▸ Source material
##############################

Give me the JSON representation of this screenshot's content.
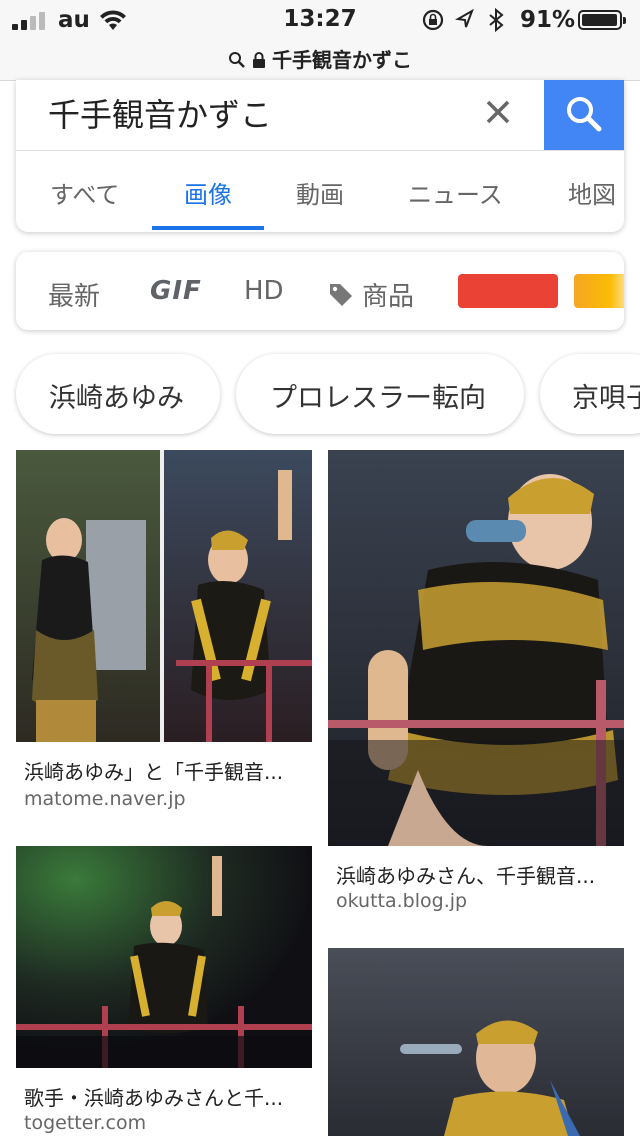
{
  "status_bar": {
    "carrier": "au",
    "time": "13:27",
    "battery": "91%",
    "battery_level": 0.91,
    "icons": [
      "signal-icon",
      "wifi-icon",
      "rotation-lock-icon",
      "location-icon",
      "bluetooth-icon",
      "battery-icon"
    ]
  },
  "url_bar": {
    "text": "千手観音かずこ",
    "icons": [
      "search-icon",
      "lock-icon"
    ]
  },
  "search": {
    "query": "千手観音かずこ",
    "accent": "#4285f4"
  },
  "tabs": [
    {
      "label": "すべて"
    },
    {
      "label": "画像",
      "active": true
    },
    {
      "label": "動画"
    },
    {
      "label": "ニュース"
    },
    {
      "label": "地図"
    }
  ],
  "filters": {
    "newest": "最新",
    "gif": "GIF",
    "hd": "HD",
    "products": "商品",
    "colors": [
      "#ea4335",
      "#fbbc05"
    ]
  },
  "chips": [
    {
      "label": "浜崎あゆみ"
    },
    {
      "label": "プロレスラー転向"
    },
    {
      "label": "京唄子"
    }
  ],
  "results": [
    {
      "title": "浜崎あゆみ」と「千手観音...",
      "domain": "matome.naver.jp"
    },
    {
      "title": "浜崎あゆみさん、千手観音...",
      "domain": "okutta.blog.jp"
    },
    {
      "title": "歌手・浜崎あゆみさんと千...",
      "domain": "togetter.com"
    },
    {
      "title": "",
      "domain": ""
    }
  ]
}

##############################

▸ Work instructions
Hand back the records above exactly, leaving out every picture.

▸ Result of the exercise
Give me the JSON representation of this screenshot's content.
{
  "status_bar": {
    "carrier": "au",
    "time": "13:27",
    "battery": "91%",
    "battery_level": 0.91,
    "icons": [
      "signal-icon",
      "wifi-icon",
      "rotation-lock-icon",
      "location-icon",
      "bluetooth-icon",
      "battery-icon"
    ]
  },
  "url_bar": {
    "text": "千手観音かずこ",
    "icons": [
      "search-icon",
      "lock-icon"
    ]
  },
  "search": {
    "query": "千手観音かずこ",
    "accent": "#4285f4"
  },
  "tabs": [
    {
      "label": "すべて"
    },
    {
      "label": "画像",
      "active": true
    },
    {
      "label": "動画"
    },
    {
      "label": "ニュース"
    },
    {
      "label": "地図"
    }
  ],
  "filters": {
    "newest": "最新",
    "gif": "GIF",
    "hd": "HD",
    "products": "商品",
    "colors": [
      "#ea4335",
      "#fbbc05"
    ]
  },
  "chips": [
    {
      "label": "浜崎あゆみ"
    },
    {
      "label": "プロレスラー転向"
    },
    {
      "label": "京唄子"
    }
  ],
  "results": [
    {
      "title": "浜崎あゆみ」と「千手観音...",
      "domain": "matome.naver.jp"
    },
    {
      "title": "浜崎あゆみさん、千手観音...",
      "domain": "okutta.blog.jp"
    },
    {
      "title": "歌手・浜崎あゆみさんと千...",
      "domain": "togetter.com"
    },
    {
      "title": "",
      "domain": ""
    }
  ]
}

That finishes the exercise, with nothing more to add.